EXERCISE OBJECTIVE:
From the listing below, pull out all lines with "Router" in them.

INPUT MATERIAL:

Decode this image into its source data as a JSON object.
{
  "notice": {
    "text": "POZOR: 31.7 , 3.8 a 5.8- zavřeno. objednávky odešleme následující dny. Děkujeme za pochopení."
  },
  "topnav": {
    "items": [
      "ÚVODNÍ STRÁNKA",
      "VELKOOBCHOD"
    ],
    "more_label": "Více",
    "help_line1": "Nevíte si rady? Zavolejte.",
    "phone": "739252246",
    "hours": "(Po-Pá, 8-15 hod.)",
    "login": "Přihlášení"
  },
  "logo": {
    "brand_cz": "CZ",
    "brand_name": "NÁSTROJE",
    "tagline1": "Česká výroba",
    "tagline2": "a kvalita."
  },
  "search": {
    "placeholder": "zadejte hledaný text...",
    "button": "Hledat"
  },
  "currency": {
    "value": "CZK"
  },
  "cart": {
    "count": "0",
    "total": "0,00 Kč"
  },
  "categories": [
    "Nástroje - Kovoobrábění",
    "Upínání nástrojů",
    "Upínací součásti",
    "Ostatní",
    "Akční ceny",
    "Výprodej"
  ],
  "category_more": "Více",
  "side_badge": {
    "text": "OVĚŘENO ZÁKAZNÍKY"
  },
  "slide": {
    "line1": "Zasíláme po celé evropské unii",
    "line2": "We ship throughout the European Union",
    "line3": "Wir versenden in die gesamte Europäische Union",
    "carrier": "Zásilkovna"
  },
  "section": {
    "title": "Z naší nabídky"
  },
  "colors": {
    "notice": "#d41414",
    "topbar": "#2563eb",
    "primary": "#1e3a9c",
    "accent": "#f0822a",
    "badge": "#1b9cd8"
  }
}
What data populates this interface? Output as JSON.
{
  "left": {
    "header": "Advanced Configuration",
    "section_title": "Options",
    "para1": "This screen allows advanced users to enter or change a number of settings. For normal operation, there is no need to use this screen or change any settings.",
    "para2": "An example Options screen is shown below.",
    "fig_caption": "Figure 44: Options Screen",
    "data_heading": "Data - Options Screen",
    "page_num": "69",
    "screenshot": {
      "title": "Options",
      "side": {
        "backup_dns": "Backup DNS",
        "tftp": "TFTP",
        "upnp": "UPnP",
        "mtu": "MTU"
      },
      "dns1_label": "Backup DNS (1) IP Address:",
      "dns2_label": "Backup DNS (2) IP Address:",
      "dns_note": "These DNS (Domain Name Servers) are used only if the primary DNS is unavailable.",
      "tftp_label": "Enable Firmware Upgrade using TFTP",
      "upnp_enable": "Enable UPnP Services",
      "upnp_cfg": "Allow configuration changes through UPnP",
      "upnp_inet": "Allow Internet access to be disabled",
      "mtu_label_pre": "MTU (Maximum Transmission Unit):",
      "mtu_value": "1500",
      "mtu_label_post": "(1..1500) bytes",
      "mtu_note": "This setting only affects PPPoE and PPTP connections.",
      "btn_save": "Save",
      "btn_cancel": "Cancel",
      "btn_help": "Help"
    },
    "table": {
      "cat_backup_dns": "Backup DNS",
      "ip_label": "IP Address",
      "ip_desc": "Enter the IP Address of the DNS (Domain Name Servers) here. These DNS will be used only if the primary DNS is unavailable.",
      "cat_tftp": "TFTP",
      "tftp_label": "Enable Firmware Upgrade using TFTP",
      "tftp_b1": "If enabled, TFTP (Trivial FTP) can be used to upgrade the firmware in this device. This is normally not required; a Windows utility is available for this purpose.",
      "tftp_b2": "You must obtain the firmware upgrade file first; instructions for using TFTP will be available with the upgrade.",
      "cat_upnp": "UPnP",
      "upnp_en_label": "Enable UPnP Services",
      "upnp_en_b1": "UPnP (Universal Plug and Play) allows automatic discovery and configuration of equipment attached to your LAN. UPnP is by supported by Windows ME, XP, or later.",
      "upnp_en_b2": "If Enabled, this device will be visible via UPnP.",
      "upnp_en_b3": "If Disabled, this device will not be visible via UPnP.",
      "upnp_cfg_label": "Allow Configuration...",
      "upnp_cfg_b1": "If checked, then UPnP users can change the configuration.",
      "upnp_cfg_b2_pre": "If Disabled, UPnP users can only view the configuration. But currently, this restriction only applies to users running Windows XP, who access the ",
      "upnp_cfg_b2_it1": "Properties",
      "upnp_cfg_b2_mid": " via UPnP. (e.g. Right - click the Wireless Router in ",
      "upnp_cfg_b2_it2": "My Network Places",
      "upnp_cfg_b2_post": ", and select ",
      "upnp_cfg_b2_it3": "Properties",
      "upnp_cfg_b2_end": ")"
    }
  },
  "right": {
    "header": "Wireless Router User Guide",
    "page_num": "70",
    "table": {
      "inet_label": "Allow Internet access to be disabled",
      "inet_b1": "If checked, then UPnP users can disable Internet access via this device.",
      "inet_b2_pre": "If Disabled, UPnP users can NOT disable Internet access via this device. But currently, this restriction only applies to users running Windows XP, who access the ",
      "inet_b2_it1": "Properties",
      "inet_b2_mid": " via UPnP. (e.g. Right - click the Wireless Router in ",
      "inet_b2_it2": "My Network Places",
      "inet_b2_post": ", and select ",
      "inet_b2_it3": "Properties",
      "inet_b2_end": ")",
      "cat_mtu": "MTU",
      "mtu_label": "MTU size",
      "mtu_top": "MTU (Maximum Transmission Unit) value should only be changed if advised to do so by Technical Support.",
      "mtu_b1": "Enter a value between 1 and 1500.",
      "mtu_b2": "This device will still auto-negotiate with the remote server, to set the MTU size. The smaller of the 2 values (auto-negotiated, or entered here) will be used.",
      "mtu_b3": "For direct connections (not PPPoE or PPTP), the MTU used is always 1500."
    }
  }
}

TASK RESPONSE:
      "upnp_cfg_b2_mid": " via UPnP. (e.g. Right - click the Wireless Router in ",
    "header": "Wireless Router User Guide",
      "inet_b2_mid": " via UPnP. (e.g. Right - click the Wireless Router in ",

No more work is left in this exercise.